Audio cables are professional tools that allow you to connect audio devices to amplify sound. XLR cables can be used in professional settings for recording, broadcasting, and mixing sound. They are the professional’s choice when it comes to connecting microphones, instruments, studio equipment, or even computer components. This blog post will provide all the information you need about professional audio cables!
What is XLR cable and what does it do
XLR cable consists of three positive-to-positive and one negative-to-positive conductors twisted together, with extra insulation to prevent interference. XLR cable is a type of balanced signal cable. An XLR connector typically has three pins or contacts – one for each conductor in the signal line. Balanced cables can better withstand external electromagnetic noise than unbalanced designs because the two “hot” wires inside a professional XLR cable connector are clipped back to the ground on either side of the ground pin (or shield wire). This reduces induced electric currents that may lead to electromagnetic interference and distortion problems.

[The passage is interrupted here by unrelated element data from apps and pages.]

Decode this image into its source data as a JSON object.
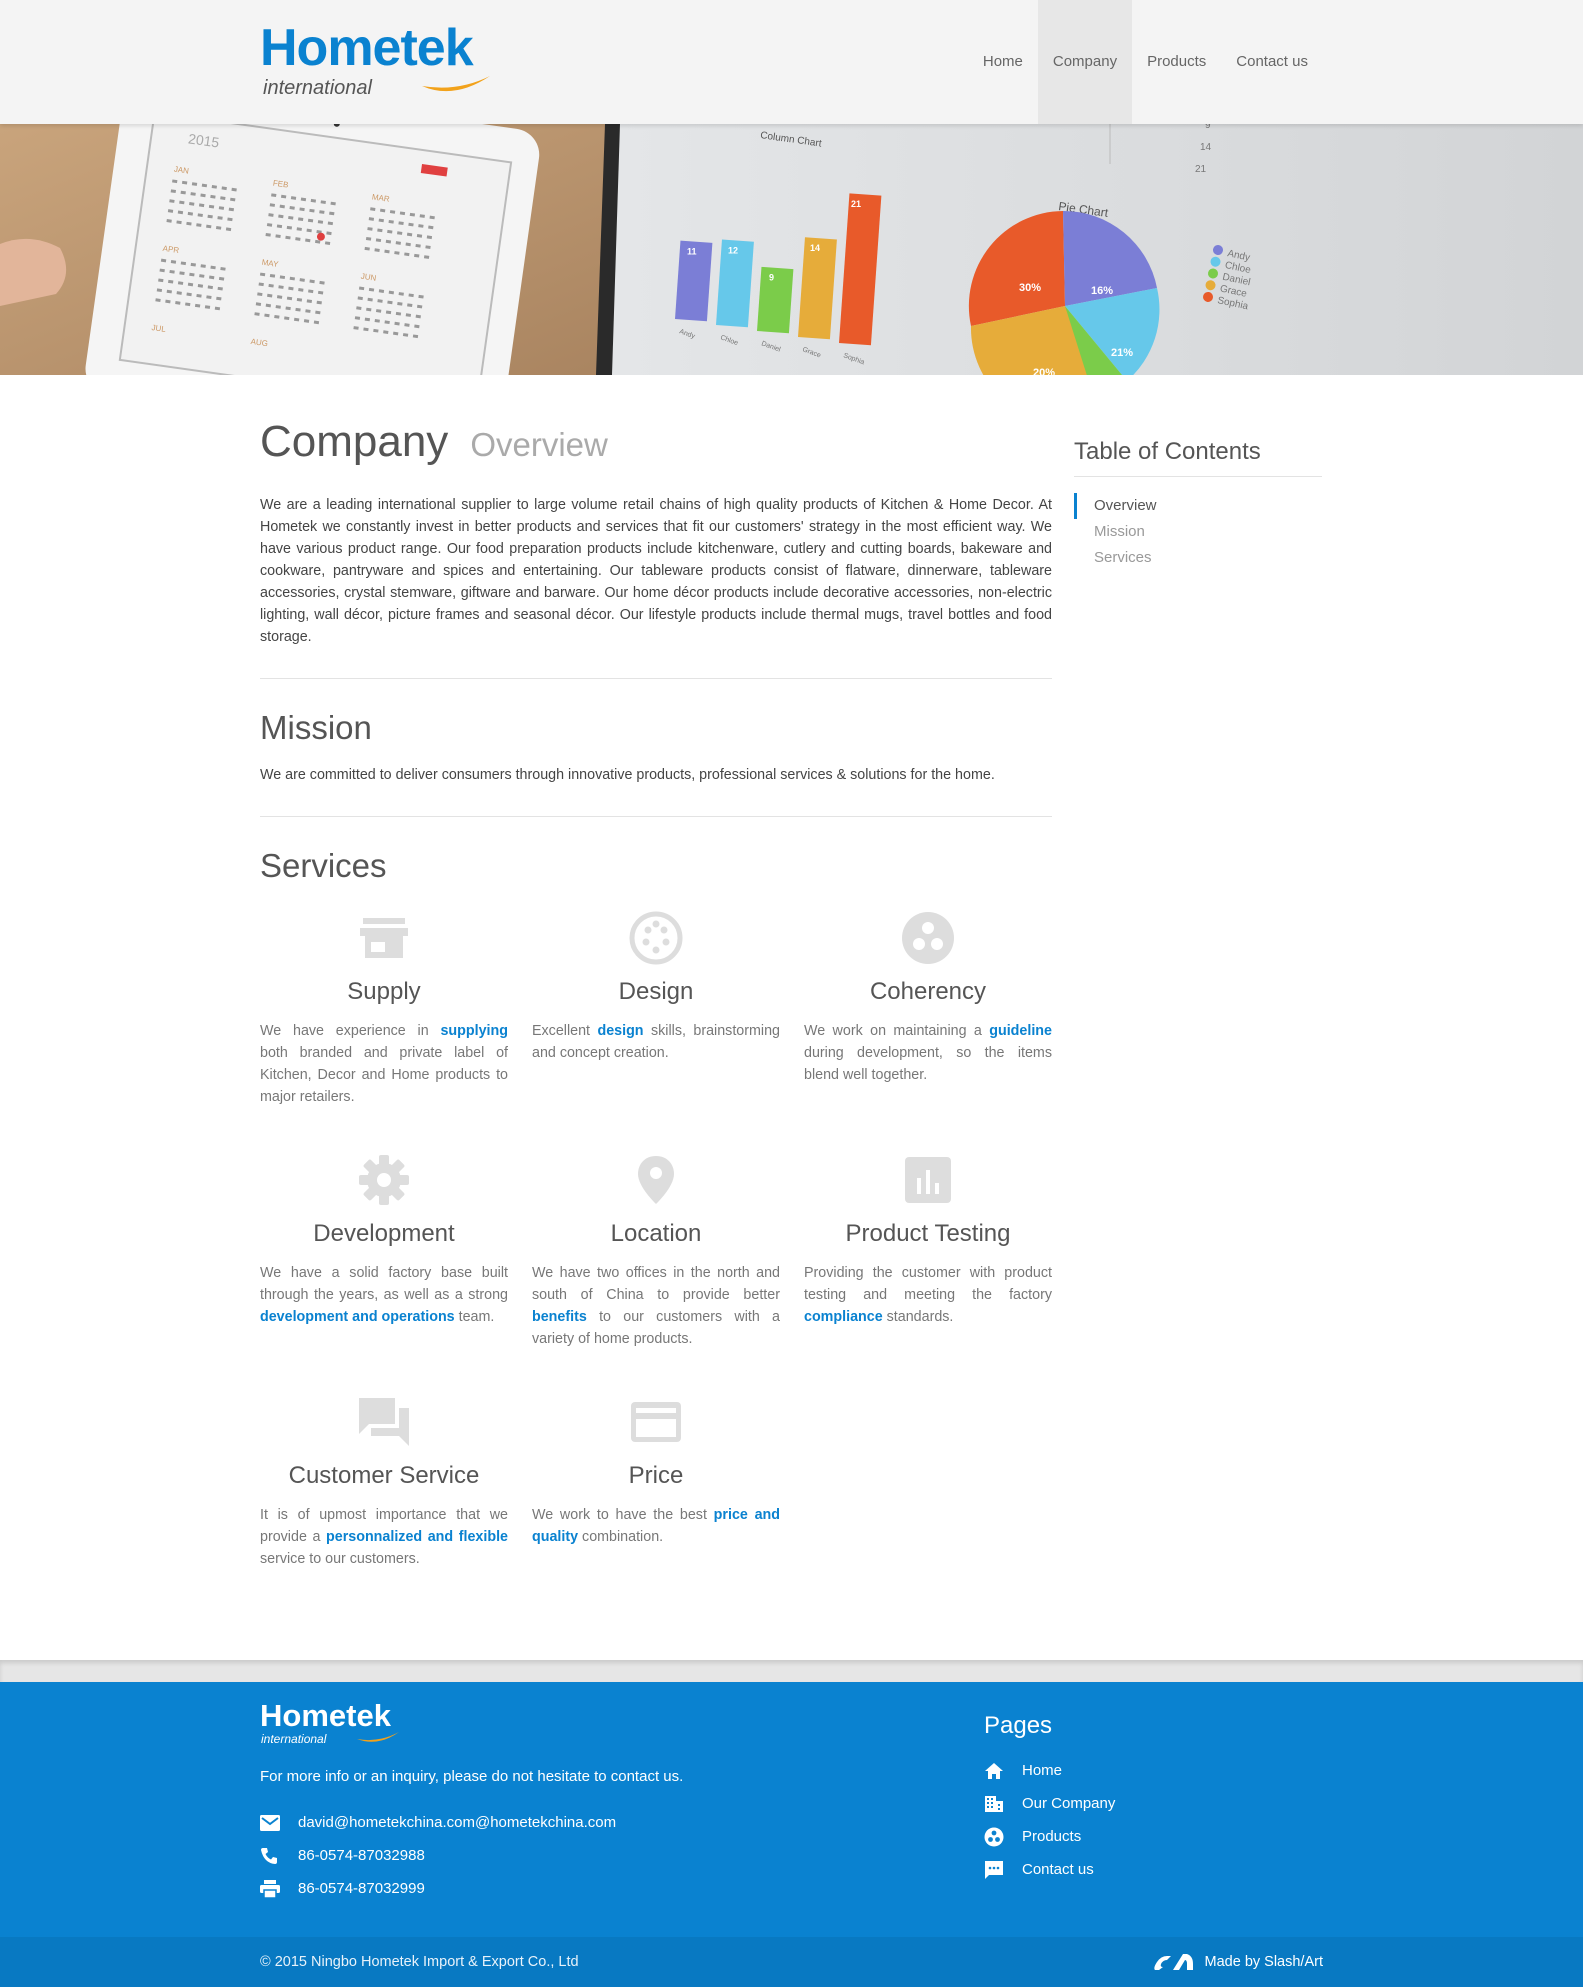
{
  "brand": {
    "name": "Hometek",
    "tagline": "international",
    "accent": "#0a82d0",
    "swoosh": "#f2a21b"
  },
  "nav": {
    "items": [
      {
        "label": "Home",
        "active": false
      },
      {
        "label": "Company",
        "active": true
      },
      {
        "label": "Products",
        "active": false
      },
      {
        "label": "Contact us",
        "active": false
      }
    ]
  },
  "hero": {
    "tablet_year": "2015",
    "months": [
      "JAN",
      "FEB",
      "MAR",
      "APR",
      "MAY",
      "JUN",
      "JUL",
      "AUG"
    ],
    "column_chart": {
      "title": "Column Chart",
      "categories": [
        "Andy",
        "Chloe",
        "Daniel",
        "Grace",
        "Sophia"
      ],
      "values": [
        11,
        12,
        9,
        14,
        21
      ]
    },
    "pie_chart": {
      "title": "Pie Chart",
      "labels": [
        "30%",
        "16%",
        "21%",
        "20%"
      ],
      "legend": [
        "Andy",
        "Chloe",
        "Daniel",
        "Grace",
        "Sophia"
      ]
    },
    "table_numbers": [
      "9",
      "14",
      "21"
    ]
  },
  "page": {
    "title": "Company",
    "subtitle": "Overview",
    "overview": "We are a leading international supplier to large volume retail chains of high quality products of Kitchen & Home Decor. At Hometek we constantly invest in better products and services that fit our customers' strategy in the most efficient way. We have various product range. Our food preparation products include kitchenware, cutlery and cutting boards, bakeware and cookware, pantryware and spices and entertaining. Our tableware products consist of flatware, dinnerware, tableware accessories, crystal stemware, giftware and barware. Our home décor products include decorative accessories, non-electric lighting, wall décor, picture frames and seasonal décor. Our lifestyle products include thermal mugs, travel bottles and food storage.",
    "mission_title": "Mission",
    "mission_text": "We are committed to deliver consumers through innovative products, professional services & solutions for the home.",
    "services_title": "Services"
  },
  "services": [
    {
      "title": "Supply",
      "icon": "store-icon",
      "before": "We have experience in ",
      "link": "supplying",
      "after": " both branded and private label of Kitchen, Decor and Home products to major retailers."
    },
    {
      "title": "Design",
      "icon": "palette-icon",
      "before": "Excellent ",
      "link": "design",
      "after": " skills, brainstorming and concept creation."
    },
    {
      "title": "Coherency",
      "icon": "bubbles-icon",
      "before": "We work on maintaining a ",
      "link": "guideline",
      "after": " during development, so the items blend well together."
    },
    {
      "title": "Development",
      "icon": "gear-icon",
      "before": "We have a solid factory base built through the years, as well as a strong ",
      "link": "development and operations",
      "after": " team."
    },
    {
      "title": "Location",
      "icon": "location-pin-icon",
      "before": "We have two offices in the north and south of China to provide better ",
      "link": "benefits",
      "after": " to our customers with a variety of home products."
    },
    {
      "title": "Product Testing",
      "icon": "bar-chart-icon",
      "before": "Providing the customer with product testing and meeting the factory ",
      "link": "compliance",
      "after": " standards."
    },
    {
      "title": "Customer Service",
      "icon": "chat-icon",
      "before": "It is of upmost importance that we provide a ",
      "link": "personnalized and flexible",
      "after": " service to our customers."
    },
    {
      "title": "Price",
      "icon": "credit-card-icon",
      "before": "We work to have the best ",
      "link": "price and quality",
      "after": " combination."
    }
  ],
  "toc": {
    "title": "Table of Contents",
    "items": [
      {
        "label": "Overview",
        "active": true
      },
      {
        "label": "Mission",
        "active": false
      },
      {
        "label": "Services",
        "active": false
      }
    ]
  },
  "footer": {
    "intro": "For more info or an inquiry, please do not hesitate to contact us.",
    "email": "david@hometekchina.com@hometekchina.com",
    "phone": "86-0574-87032988",
    "fax": "86-0574-87032999",
    "pages_title": "Pages",
    "pages": [
      {
        "label": "Home",
        "icon": "home-icon"
      },
      {
        "label": "Our Company",
        "icon": "building-icon"
      },
      {
        "label": "Products",
        "icon": "bubbles-icon"
      },
      {
        "label": "Contact us",
        "icon": "chat-icon"
      }
    ],
    "copyright": "© 2015 Ningbo Hometek Import & Export Co., Ltd",
    "made_by": "Made by Slash/Art",
    "footer_color": "#0a82d0"
  }
}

Why use XLR cables instead of other types of cables
XLR cables are shielded cables. They look more professional and they offer a clearer signal because the shield blocks interference from other electronic devices that might be plugged into an outlet near your microphone. XLR cables contain three pins, which makes them universal connectors for both mono and stereo signals–and unlike 1/4″ jacks or RCA plugs, you won’t have to worry about plugging in the right way around. One of the most distinguishing features of XLRs is that they can carry balanced audio signals without grounding problems. Balancing eliminates electrical imbalances in sound pressure levels on opposite wires caused by unequal sensitivity to electric fields in the two conductors resulting in less noise. This is why professional audio equipment almost always uses XLR connectors.
How to choose the right length for your needs

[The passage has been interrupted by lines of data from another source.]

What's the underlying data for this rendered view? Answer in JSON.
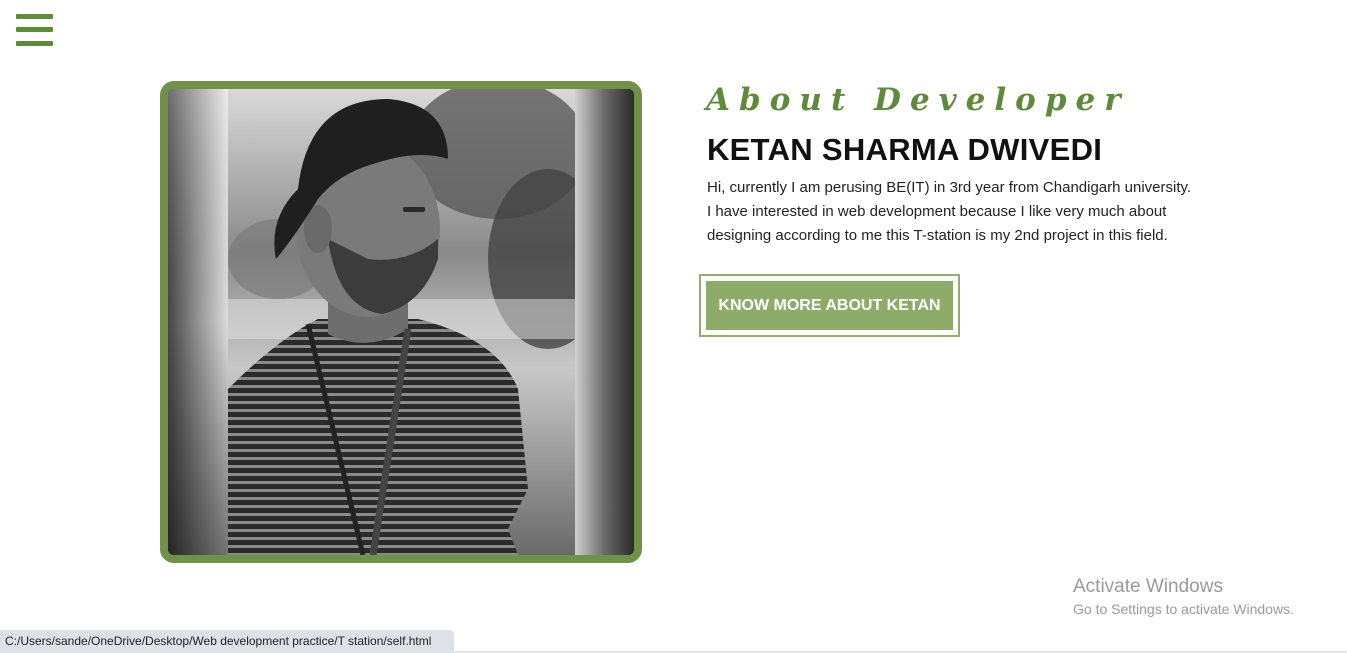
{
  "nav": {
    "menu_icon": "hamburger-menu-icon"
  },
  "about": {
    "heading": "About Developer",
    "name": "KETAN SHARMA DWIVEDI",
    "bio": "Hi, currently I am perusing BE(IT) in 3rd year from Chandigarh university. I have interested in web development because I like very much about designing according to me this T-station is my 2nd project in this field.",
    "cta_label": "KNOW MORE ABOUT KETAN"
  },
  "photo": {
    "alt": "Black and white portrait of developer",
    "frame_color": "#6f9148"
  },
  "watermark": {
    "title": "Activate Windows",
    "subtitle": "Go to Settings to activate Windows."
  },
  "statusbar": {
    "url": "C:/Users/sande/OneDrive/Desktop/Web development practice/T station/self.html"
  },
  "colors": {
    "accent": "#5f8a3c",
    "button": "#8eac69",
    "button_border": "#8fae70"
  }
}
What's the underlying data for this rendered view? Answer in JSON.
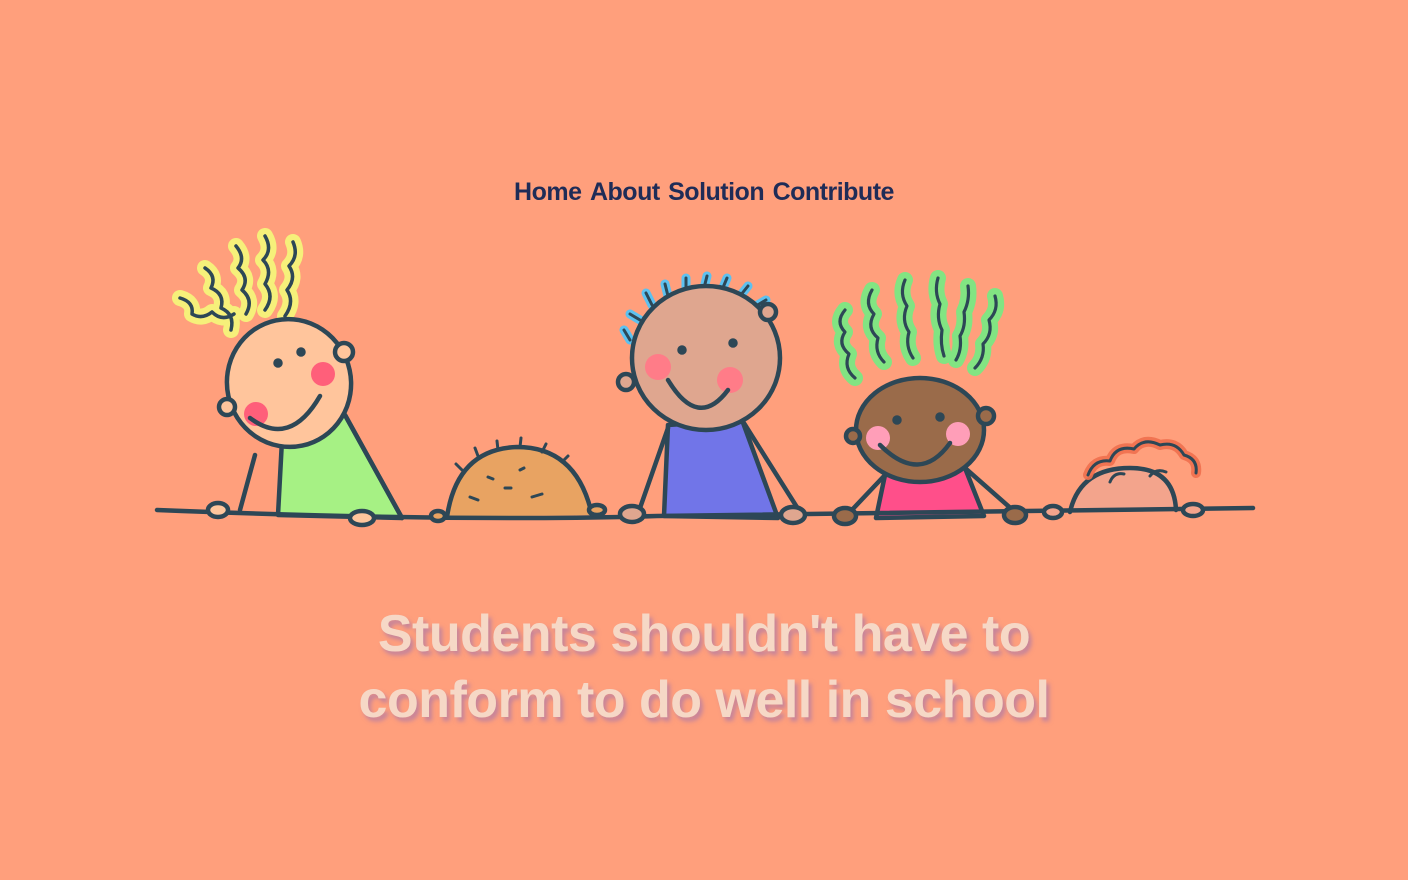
{
  "nav": {
    "items": [
      "Home",
      "About",
      "Solution",
      "Contribute"
    ]
  },
  "hero": {
    "headline_line1": "Students shouldn't have to",
    "headline_line2": "conform to do well in school"
  },
  "colors": {
    "background": "#ff9f7c",
    "nav_text": "#1f2c57",
    "headline_text": "#f6d8c6",
    "outline": "#2d4756"
  },
  "illustration": {
    "icon": "children-peeking-over-wall-illustration"
  }
}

Choosing the right XLR cable is an important task for any professional or semi-pro audio worker. Lengths can vary anywhere from 3 feet to 40 feet, so it’s good to know how to choose one. The best advice when selecting XLR cables for your specific needs is to use the manufacturers recommendation – Manufacturers will often outline specific lengths of XLR cables that are ideal for their operation, especially if they make several different types of products (instruments, amps, mixers). For example, Shure Incorporated makes microphones with LR461/541 connector attachments and recommends an 18-foot maximum length. Likewise, Rat Sound recommends a 6-foot maximum length for their microphone system.
The best brands of XLR cable
Some of the major brands of XLR cables include Mogami, Sound Devices, and Audio Technica. However, there are many other high-quality products available on the market that depend on personal preference and use style. Get in touch with some audio retailers for more options and information about customer service and warranties. The ideal XLR cable is the one that does what you need and sounds good. If you are looking for a low noise level, it is easy to find high-quality cables with premium specs. Of course, if budget is your main concern or your needs are more general, there are plenty of cheaper options available – at the end of the day, not every cable sounds as good as others.
Common uses for XLR cables in professional audio equipment
XLR cables are commonly used in professional audio equipment because they are able to handle large volumes of power safely. They also ensure that the signal is transmitted with minimal interference while maintaining a robust connection at all times. Living up to their name, XLR cables have an “extra coil” that works to cut back on noise. The connectors themselves provide protection against short-circuiting the device and do not need any additional tools for secure connections. For these reasons, professional XLR cable is among the most popular mediums for excellent sound quality; specifically in pro-audio equipment productions like studio recording/mixing boards and instruments like guitars or electric pianos.